*** Data supplied ***

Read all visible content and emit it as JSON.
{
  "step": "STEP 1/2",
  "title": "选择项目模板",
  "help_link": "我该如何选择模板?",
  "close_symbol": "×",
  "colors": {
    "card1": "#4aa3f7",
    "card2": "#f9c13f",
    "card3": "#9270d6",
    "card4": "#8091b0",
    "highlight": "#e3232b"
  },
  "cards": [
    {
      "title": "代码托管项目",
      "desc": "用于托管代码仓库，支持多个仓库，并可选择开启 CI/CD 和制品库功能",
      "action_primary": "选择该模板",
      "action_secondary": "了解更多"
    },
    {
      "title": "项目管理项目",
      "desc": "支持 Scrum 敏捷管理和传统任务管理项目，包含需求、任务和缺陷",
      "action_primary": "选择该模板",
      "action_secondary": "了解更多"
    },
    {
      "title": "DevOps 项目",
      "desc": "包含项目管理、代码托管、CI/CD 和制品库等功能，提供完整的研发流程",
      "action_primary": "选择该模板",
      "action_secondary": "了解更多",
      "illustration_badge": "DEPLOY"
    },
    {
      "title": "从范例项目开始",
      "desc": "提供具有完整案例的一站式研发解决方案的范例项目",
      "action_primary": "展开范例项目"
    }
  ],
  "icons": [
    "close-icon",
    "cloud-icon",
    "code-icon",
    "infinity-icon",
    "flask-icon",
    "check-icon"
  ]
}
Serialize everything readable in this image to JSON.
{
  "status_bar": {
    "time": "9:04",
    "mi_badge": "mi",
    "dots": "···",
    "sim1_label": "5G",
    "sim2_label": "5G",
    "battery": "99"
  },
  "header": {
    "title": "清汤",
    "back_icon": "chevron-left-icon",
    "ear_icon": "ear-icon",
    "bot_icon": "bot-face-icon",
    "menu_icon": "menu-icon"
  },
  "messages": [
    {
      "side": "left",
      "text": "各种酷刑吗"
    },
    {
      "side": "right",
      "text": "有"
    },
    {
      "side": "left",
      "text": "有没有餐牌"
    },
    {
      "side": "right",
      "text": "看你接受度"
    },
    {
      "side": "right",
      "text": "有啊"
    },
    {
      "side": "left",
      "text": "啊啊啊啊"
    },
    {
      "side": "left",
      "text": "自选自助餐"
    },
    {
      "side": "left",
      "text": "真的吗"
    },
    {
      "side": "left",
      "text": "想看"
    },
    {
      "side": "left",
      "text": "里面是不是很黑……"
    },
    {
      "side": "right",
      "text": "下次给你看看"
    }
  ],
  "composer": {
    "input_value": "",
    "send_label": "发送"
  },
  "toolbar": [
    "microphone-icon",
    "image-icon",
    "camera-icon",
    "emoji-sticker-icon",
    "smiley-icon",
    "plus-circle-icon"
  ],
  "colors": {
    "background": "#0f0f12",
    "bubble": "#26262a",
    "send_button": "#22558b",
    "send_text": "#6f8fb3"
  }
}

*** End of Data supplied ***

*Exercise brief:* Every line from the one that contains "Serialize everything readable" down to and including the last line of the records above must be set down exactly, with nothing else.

*Task output:*
Serialize everything readable in this image to JSON.
{
  "status_bar": {
    "time": "9:04",
    "mi_badge": "mi",
    "dots": "···",
    "sim1_label": "5G",
    "sim2_label": "5G",
    "battery": "99"
  },
  "header": {
    "title": "清汤",
    "back_icon": "chevron-left-icon",
    "ear_icon": "ear-icon",
    "bot_icon": "bot-face-icon",
    "menu_icon": "menu-icon"
  },
  "messages": [
    {
      "side": "left",
      "text": "各种酷刑吗"
    },
    {
      "side": "right",
      "text": "有"
    },
    {
      "side": "left",
      "text": "有没有餐牌"
    },
    {
      "side": "right",
      "text": "看你接受度"
    },
    {
      "side": "right",
      "text": "有啊"
    },
    {
      "side": "left",
      "text": "啊啊啊啊"
    },
    {
      "side": "left",
      "text": "自选自助餐"
    },
    {
      "side": "left",
      "text": "真的吗"
    },
    {
      "side": "left",
      "text": "想看"
    },
    {
      "side": "left",
      "text": "里面是不是很黑……"
    },
    {
      "side": "right",
      "text": "下次给你看看"
    }
  ],
  "composer": {
    "input_value": "",
    "send_label": "发送"
  },
  "toolbar": [
    "microphone-icon",
    "image-icon",
    "camera-icon",
    "emoji-sticker-icon",
    "smiley-icon",
    "plus-circle-icon"
  ],
  "colors": {
    "background": "#0f0f12",
    "bubble": "#26262a",
    "send_button": "#22558b",
    "send_text": "#6f8fb3"
  }
}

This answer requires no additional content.